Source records
======

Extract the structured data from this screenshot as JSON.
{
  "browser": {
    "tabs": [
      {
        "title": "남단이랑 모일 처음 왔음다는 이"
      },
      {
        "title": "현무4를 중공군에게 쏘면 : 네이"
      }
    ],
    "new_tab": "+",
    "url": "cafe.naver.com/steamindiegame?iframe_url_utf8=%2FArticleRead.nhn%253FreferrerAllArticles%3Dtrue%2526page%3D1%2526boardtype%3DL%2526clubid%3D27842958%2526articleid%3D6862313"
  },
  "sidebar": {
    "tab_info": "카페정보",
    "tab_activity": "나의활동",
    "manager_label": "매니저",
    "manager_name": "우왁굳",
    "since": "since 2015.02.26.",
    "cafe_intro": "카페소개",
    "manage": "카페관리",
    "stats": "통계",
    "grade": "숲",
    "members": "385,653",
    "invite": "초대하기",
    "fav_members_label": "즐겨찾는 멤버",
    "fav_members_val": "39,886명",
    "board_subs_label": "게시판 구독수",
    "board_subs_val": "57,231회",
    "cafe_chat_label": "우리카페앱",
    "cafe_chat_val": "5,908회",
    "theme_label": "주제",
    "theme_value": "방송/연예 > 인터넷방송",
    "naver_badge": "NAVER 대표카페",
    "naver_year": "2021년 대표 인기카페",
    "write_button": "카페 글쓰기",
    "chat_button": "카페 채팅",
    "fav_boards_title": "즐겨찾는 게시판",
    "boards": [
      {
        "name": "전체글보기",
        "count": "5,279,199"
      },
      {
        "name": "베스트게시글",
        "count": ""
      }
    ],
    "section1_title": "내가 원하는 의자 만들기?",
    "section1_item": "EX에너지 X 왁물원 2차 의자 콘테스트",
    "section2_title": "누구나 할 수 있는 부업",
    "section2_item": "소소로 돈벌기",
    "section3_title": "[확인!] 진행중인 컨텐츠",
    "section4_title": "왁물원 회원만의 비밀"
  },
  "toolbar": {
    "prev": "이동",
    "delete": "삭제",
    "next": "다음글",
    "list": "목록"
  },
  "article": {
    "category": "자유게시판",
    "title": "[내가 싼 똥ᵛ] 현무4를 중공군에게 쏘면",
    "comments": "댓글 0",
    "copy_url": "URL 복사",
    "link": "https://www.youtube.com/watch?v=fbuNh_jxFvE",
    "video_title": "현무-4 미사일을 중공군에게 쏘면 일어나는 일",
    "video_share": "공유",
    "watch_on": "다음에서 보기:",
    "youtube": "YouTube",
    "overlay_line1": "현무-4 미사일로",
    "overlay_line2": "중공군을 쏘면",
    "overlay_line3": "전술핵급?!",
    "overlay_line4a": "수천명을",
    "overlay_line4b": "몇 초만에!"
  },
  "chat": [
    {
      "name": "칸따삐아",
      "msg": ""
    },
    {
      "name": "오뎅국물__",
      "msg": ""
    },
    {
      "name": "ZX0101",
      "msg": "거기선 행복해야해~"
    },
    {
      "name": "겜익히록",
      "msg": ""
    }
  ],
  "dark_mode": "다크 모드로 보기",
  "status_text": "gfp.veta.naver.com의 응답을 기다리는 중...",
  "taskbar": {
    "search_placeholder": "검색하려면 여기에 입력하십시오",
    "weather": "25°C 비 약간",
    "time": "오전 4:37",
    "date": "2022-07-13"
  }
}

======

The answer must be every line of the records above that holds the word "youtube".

    "link": "https://www.youtube.com/watch?v=fbuNh_jxFvE",
    "youtube": "YouTube",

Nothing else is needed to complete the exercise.